UW Women's Center

State Legislation


Washington State Legislation Addressing

Human Trafficking: Adult and Minors

Provided by the office of Senator Jeanne Kohl-Welles (36th Legislative District)

2012 Proposed Legislation

  • Senate Bill 6251 regulates advertising of commercial sexual abuse of a minor. (Kohl-Welles/Katherine Taylor)
  • Senate Bill 6252 addresses commercial sexual abuse of a minor and promoting prostitution in the first degree. (Kline/Aldo Melchiori)
  • Senate Bill 6253 concerns seizure and forfeiture of property in commercial sexual abuse of a minor and promoting prostitution in the first degree crimes. (Eide/Aldo Melchiori)
  • Senate Bill 6254 changes promoting prostitution provisions. (Delvin/Aldo Melchiori)
  • Senate Bill 6255 concerns victims of human trafficking and promoting prostitution. (Fraser/Aldo Melchiori)
  • Senate Bill 6256 adds commercial sexual abuse of a minor to the list of criminal street gang-related offenses. (Conway/Juliana Roe)
  • Senate Bill 6257 addresses sexually explicit performance. (Roach/Juliana Roe)
  • Senate Bill 6259 addresses restitution for human trafficking and prostitution. (Shin/Juliana Roe)
  • Senate Bill 6260 revises registration requirements and fees charged for various criminal offenses. (Delvin/Juliana Roe)
  • Senate Bill 6258 concerns unaccompanied persons. (Stevens/Katherine Taylor)

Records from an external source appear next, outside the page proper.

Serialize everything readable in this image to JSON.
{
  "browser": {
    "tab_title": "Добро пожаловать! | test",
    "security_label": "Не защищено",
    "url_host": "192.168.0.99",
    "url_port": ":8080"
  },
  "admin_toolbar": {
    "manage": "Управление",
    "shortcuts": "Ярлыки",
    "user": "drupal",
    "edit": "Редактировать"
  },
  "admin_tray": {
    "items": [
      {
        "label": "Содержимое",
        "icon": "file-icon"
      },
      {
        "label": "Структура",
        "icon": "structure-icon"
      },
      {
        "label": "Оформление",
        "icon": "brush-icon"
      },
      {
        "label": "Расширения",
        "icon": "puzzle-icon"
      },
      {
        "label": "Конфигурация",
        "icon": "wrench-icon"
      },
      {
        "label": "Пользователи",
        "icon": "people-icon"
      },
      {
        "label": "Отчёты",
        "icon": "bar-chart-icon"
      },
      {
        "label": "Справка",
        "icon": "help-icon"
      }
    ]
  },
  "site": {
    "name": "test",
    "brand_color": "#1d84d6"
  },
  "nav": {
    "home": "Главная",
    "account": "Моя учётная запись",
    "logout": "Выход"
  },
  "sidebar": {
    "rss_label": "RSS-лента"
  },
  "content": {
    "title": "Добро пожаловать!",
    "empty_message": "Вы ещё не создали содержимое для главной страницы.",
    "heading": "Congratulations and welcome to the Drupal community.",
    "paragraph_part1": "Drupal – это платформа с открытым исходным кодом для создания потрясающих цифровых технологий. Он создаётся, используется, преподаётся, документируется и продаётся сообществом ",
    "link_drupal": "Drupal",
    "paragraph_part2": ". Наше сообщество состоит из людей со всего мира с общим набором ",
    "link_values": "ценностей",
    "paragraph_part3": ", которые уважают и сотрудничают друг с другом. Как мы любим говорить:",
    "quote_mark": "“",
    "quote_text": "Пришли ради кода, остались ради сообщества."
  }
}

  • Senate Bill 5482 authorizes local government to use affordable housing funds to provide housing assistance to victim of human trafficking and their families (Sen. Kohl Welles).
  • House Bill 1874 allows law enforcement officers to conduct surveillance operations on suspected human trafficking and child-prostitution activities with the consent of the victim.  It also authorizes prosecutors to request assistance from juveniles in the undercover surveillance of telephone communication in trafficking investigations without putting them in danger (Rep. Dickerson/Sen. Delvin)
  • Senate Bill 5546 amends the criminal definition of human trafficking to include the illegal harvesting or sale of human organs and broadens the scope of the crime to hold accountable criminals caught transporting of person despite knowing that the person will eventually be forced into prostitution or manual labor (Sen. Kohl-Welles).



  • Senate Bill 6332, builds on SB 5850 enacted in 2009, requires international labor recruiters and domestic employers of foreign workers to disclose federal and state labor laws to nonimmigrant workers and adds civil penalties (Sen. Kohl-Wells).
  • Senate Bill 6476 strengthens penalties on commercial sexual abuse of a minor and requires development of training of law enforcement officers (Sen. Stevens).
  • Senate Bill 6330 allows informational posters on domestic trafficking, including juveniles, to be posted at rest stops throughout our state which could be very helpful for individuals being taken to international events such as the Winter Olympics which were held in British Columbia (Sen. Kohl-Welles).



  • Senate Bill 5850– the first legislation of its kind in the nation- requires international labor recruiters and domestic employers of foreign workers to disclose labor laws to employees and works to provide health care providers information to help identify human trafficking victims (Sen. Kohl-Welles).
  • House Bill 1505 allows a prosecutor to divert a case where a juvenile agrees to participate in a program to provide wraparound services, including mental health counseling (Rep. Dickerson).



  • Senate Bill 6339 adds victims of human trafficking to the list of victims eligible for state’s address confidentiality program (Sen. Kohl-Wells).
  • Senate Bill 5718 creates a new crime of commercial sexual abuse of a minor, replacing the crime of patronizing a juvenile prostitute and adds an additional one-year penalty to the sentence of someone convicted of the most serious crimes of sexual abuse against children, if the offender paid to engage in the abuse (Sen. Kohl-Welles).









  • House Bill 1175 creates two crime definitions relating to human trafficking and expanded the definition of criminal profiteering in the Criminal Profiteering Act to include the crime of trafficking—making Washington the first Legislature in the nation to criminalize trafficking and specify penalties. (Rep. Veloria).
  • House Bill 1826 increases protections for the mail-order brides (Rep. Veloria).
  • Federal International Marriage Brokers Regulations Act is sponsored by US Senator Maria Cantwell and U.S. Representative Rick Larsen, modeled after 2002’s Mail-Order Bride Act.



  • House Bill 2381 creates Task Force Against Trafficking of Persons—the first of its kind in the nation (Rep. Veloria)
  • Senate Bill 6412, the Mail-Order Bride Act, provides protections for foreign brides of Washington residents who go through online international marriage brokers. (Sen. Kohl-Welles).